A guava, bagged to exclude insects and birds. Photo by Alison Olivieri

Caminamos por la casa, hasta llegar a una plantación de guava. Los árboles se ven extraños porque secuestran su fruto en una vaina, para protegerlos de aves e insectos. Los Abels tienen gallineros y alimentadores de aves, y un anillo de árboles viejos alrededor de su granja. Vimos varios Picogrueso Pechirrosado (Calandrias) tomando el sol en un pino y escuchamos carpinteros y Arquitectos Plomizos en el bosque.

Después de un rato, Hafjeth Abel, de 19 años, se unió a nuestra búsqueda mientras alimentaba las gallinas, alejándonos de echar miradas esperanzadas al alimentador. Aparentemente, el grupo de tangaras que estábamos buscando no frecuenta el alimentador, sino el otro lado de la propiedad, cerca del lindero del bosque. Fuimos ahí y llegaron, chillando y revoloteando, con la hembra Flame-rumped a plena vista, en una posición privilegiada para la cámara de Pepe. Dos Caciques Picoplata salieron del bosque, una observación entraña, ya que frecuentemente se los escucha más de lo que se los ve.
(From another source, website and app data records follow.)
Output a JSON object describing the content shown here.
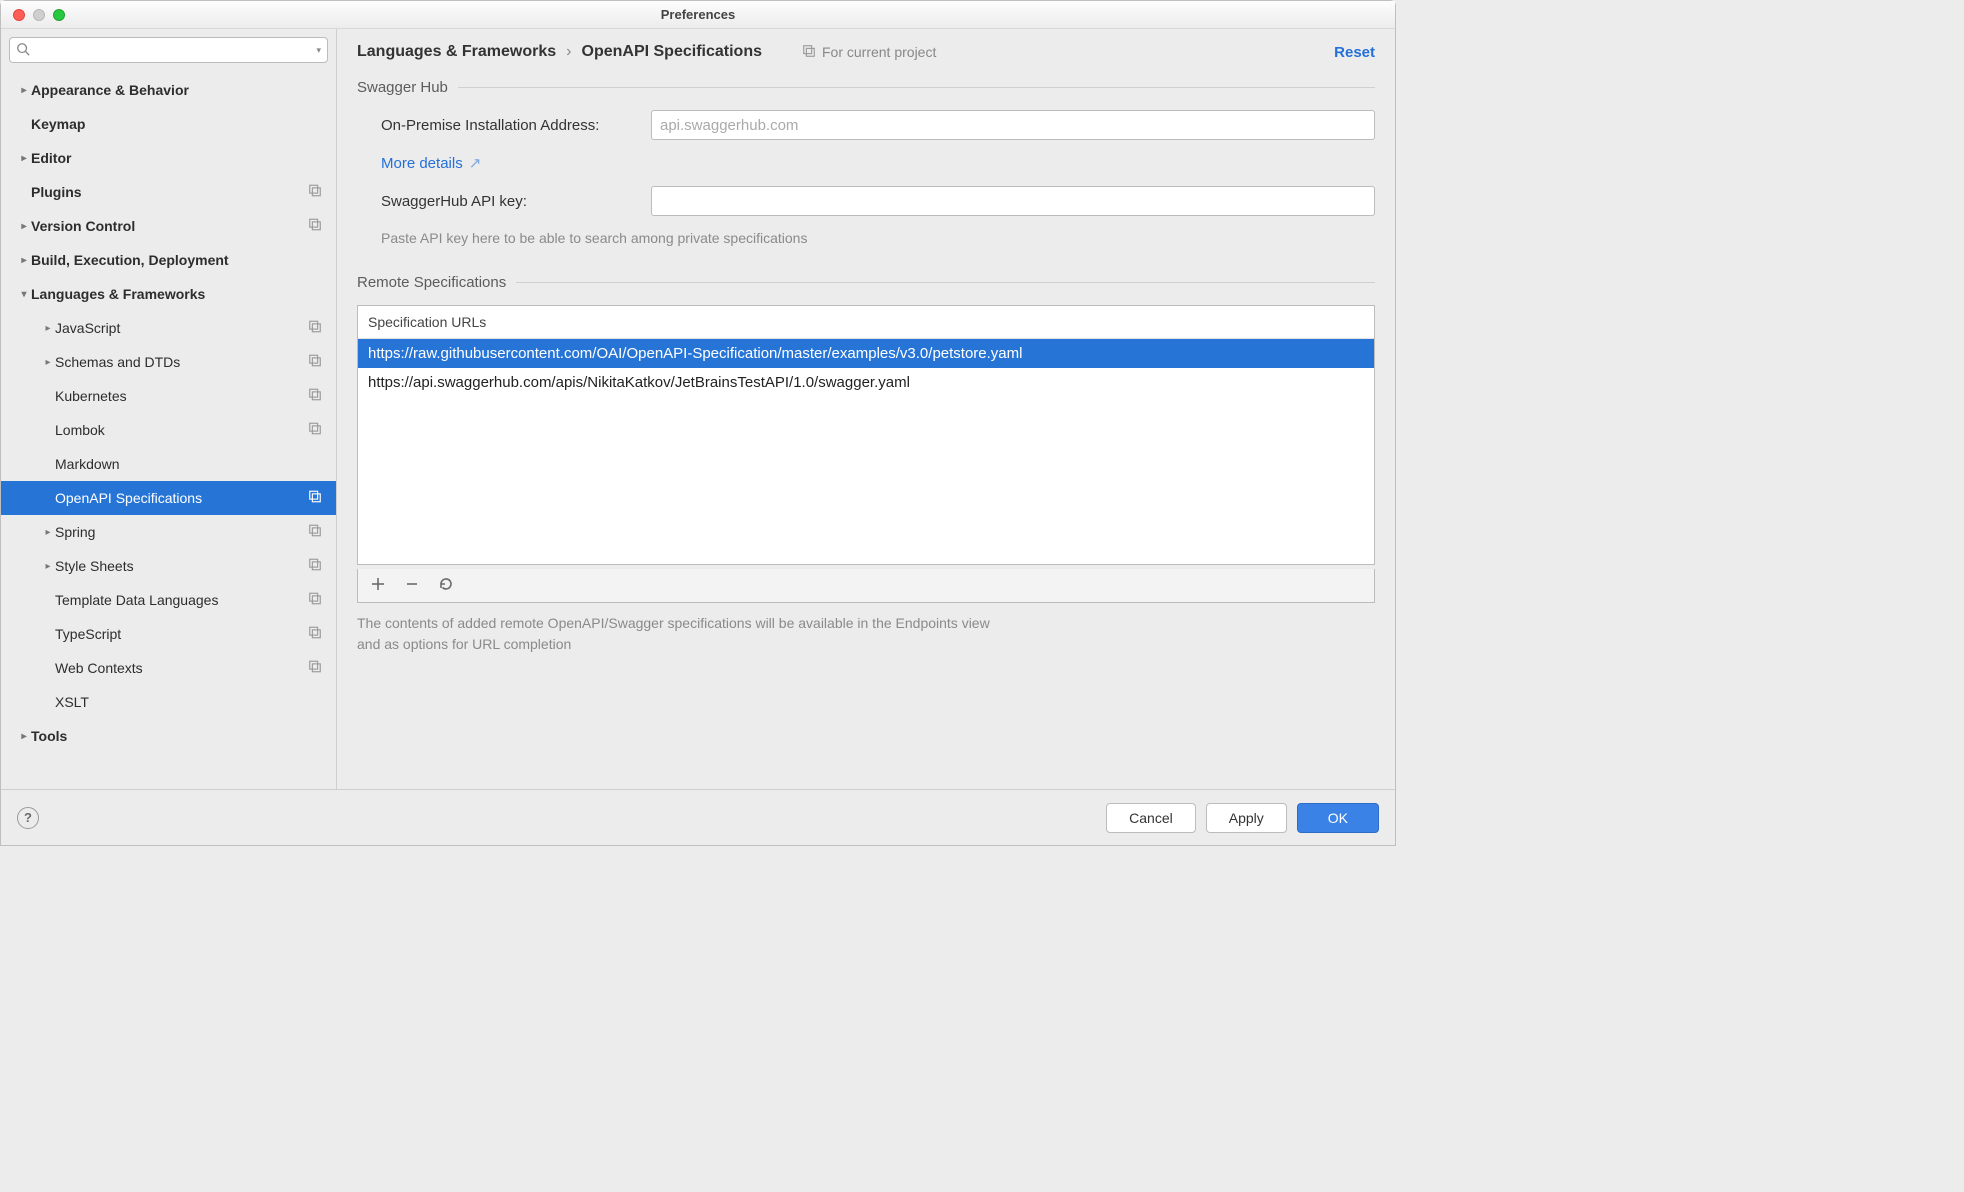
{
  "window": {
    "title": "Preferences"
  },
  "breadcrumb": {
    "parent": "Languages & Frameworks",
    "current": "OpenAPI Specifications"
  },
  "scope_label": "For current project",
  "reset_label": "Reset",
  "sidebar": {
    "search_placeholder": "",
    "items": [
      {
        "label": "Appearance & Behavior",
        "bold": true,
        "expandable": true,
        "expanded": false
      },
      {
        "label": "Keymap",
        "bold": true,
        "expandable": false
      },
      {
        "label": "Editor",
        "bold": true,
        "expandable": true,
        "expanded": false
      },
      {
        "label": "Plugins",
        "bold": true,
        "expandable": false,
        "copy": true
      },
      {
        "label": "Version Control",
        "bold": true,
        "expandable": true,
        "expanded": false,
        "copy": true
      },
      {
        "label": "Build, Execution, Deployment",
        "bold": true,
        "expandable": true,
        "expanded": false
      },
      {
        "label": "Languages & Frameworks",
        "bold": true,
        "expandable": true,
        "expanded": true,
        "children": [
          {
            "label": "JavaScript",
            "expandable": true,
            "copy": true
          },
          {
            "label": "Schemas and DTDs",
            "expandable": true,
            "copy": true
          },
          {
            "label": "Kubernetes",
            "copy": true
          },
          {
            "label": "Lombok",
            "copy": true
          },
          {
            "label": "Markdown"
          },
          {
            "label": "OpenAPI Specifications",
            "selected": true,
            "copy": true
          },
          {
            "label": "Spring",
            "expandable": true,
            "copy": true
          },
          {
            "label": "Style Sheets",
            "expandable": true,
            "copy": true
          },
          {
            "label": "Template Data Languages",
            "copy": true
          },
          {
            "label": "TypeScript",
            "copy": true
          },
          {
            "label": "Web Contexts",
            "copy": true
          },
          {
            "label": "XSLT"
          }
        ]
      },
      {
        "label": "Tools",
        "bold": true,
        "expandable": true,
        "expanded": false
      }
    ]
  },
  "swaggerhub": {
    "section": "Swagger Hub",
    "onprem_label": "On-Premise Installation Address:",
    "onprem_value": "api.swaggerhub.com",
    "more_details": "More details",
    "apikey_label": "SwaggerHub API key:",
    "apikey_value": "",
    "apikey_hint": "Paste API key here to be able to search among private specifications"
  },
  "remote": {
    "section": "Remote Specifications",
    "header": "Specification URLs",
    "rows": [
      {
        "url": "https://raw.githubusercontent.com/OAI/OpenAPI-Specification/master/examples/v3.0/petstore.yaml",
        "selected": true
      },
      {
        "url": "https://api.swaggerhub.com/apis/NikitaKatkov/JetBrainsTestAPI/1.0/swagger.yaml",
        "selected": false
      }
    ],
    "hint": "The contents of added remote OpenAPI/Swagger specifications will be available in the Endpoints view and as options for URL completion"
  },
  "footer": {
    "cancel": "Cancel",
    "apply": "Apply",
    "ok": "OK"
  }
}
La nueva tangara viene con una taxonomía confusa. Tiene tres nombres comunes: Flame-rumped, Lemon-rumped y Yellow-rumped; dos nombres científicos: Ramphocelus flammigerus y R. icteronotus; y un indicador de subespecie: Ramphocelus flammigerus icteronotus. Usted puede consultar con la autoridad de su escogencia, pero la Asociación Ornitológica de Costa Rica sigue el listado de la American Ornithologists Union, así que esta especie está presente en el Comité de Registros Raros como Flame-rumped Tanager, Ramphocelus flammigerus.

Quizá otra se le unirá o aparecerá en otro lugar. Trataremos de mantenernos al tanto y reportarle de cuando en cuando.